GOAL OF THE EXERCISE
Below are some entries. Count how many of their lines include "cover", then give that number only.

★ ★ ★ ★ ★

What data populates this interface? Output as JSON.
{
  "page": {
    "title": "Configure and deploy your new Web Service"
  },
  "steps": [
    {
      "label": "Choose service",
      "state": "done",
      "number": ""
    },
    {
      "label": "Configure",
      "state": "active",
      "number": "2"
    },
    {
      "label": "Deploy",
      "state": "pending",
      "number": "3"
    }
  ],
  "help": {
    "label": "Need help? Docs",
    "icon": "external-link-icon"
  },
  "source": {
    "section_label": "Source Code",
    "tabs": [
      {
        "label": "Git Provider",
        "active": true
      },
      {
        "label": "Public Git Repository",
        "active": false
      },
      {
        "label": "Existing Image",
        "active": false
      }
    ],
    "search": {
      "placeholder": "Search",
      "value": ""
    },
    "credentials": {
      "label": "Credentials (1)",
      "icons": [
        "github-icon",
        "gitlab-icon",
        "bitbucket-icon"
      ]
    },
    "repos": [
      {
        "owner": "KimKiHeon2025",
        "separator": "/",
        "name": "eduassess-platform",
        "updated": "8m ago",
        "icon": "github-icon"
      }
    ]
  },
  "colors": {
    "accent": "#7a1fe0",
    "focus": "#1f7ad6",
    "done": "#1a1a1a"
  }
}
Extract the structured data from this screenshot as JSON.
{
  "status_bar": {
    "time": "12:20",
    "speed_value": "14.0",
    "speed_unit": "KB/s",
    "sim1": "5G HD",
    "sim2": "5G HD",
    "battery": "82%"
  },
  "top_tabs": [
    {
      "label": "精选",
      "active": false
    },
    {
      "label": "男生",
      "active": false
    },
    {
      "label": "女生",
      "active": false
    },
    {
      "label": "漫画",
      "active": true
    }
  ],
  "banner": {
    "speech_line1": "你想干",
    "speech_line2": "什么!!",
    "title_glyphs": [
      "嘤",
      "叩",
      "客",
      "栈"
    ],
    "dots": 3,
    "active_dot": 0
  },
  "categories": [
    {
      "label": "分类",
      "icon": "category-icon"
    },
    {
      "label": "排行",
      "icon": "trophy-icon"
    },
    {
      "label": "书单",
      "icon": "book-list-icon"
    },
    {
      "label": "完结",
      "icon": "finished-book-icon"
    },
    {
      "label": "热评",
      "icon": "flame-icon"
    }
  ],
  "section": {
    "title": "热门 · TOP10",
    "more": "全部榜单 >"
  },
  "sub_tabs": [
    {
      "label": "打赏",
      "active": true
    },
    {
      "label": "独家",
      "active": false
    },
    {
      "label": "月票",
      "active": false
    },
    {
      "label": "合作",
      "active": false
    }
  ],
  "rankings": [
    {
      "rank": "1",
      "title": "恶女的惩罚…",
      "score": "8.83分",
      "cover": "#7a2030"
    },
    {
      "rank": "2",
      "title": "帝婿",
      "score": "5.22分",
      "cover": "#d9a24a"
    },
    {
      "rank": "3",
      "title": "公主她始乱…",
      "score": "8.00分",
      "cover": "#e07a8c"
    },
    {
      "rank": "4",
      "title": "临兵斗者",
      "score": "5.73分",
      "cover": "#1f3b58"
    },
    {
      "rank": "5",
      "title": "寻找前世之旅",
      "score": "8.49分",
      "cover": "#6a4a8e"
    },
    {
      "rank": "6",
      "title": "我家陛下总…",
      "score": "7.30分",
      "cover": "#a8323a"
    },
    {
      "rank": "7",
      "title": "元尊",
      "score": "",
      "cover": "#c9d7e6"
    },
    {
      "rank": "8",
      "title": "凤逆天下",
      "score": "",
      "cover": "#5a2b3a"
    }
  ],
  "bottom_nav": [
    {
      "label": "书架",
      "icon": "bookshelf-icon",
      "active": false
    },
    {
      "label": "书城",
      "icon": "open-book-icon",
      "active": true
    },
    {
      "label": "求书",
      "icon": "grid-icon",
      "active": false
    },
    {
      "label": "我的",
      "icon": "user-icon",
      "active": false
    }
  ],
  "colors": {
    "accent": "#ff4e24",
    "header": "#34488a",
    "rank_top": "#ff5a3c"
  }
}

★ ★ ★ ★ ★

ANSWER SPACE
8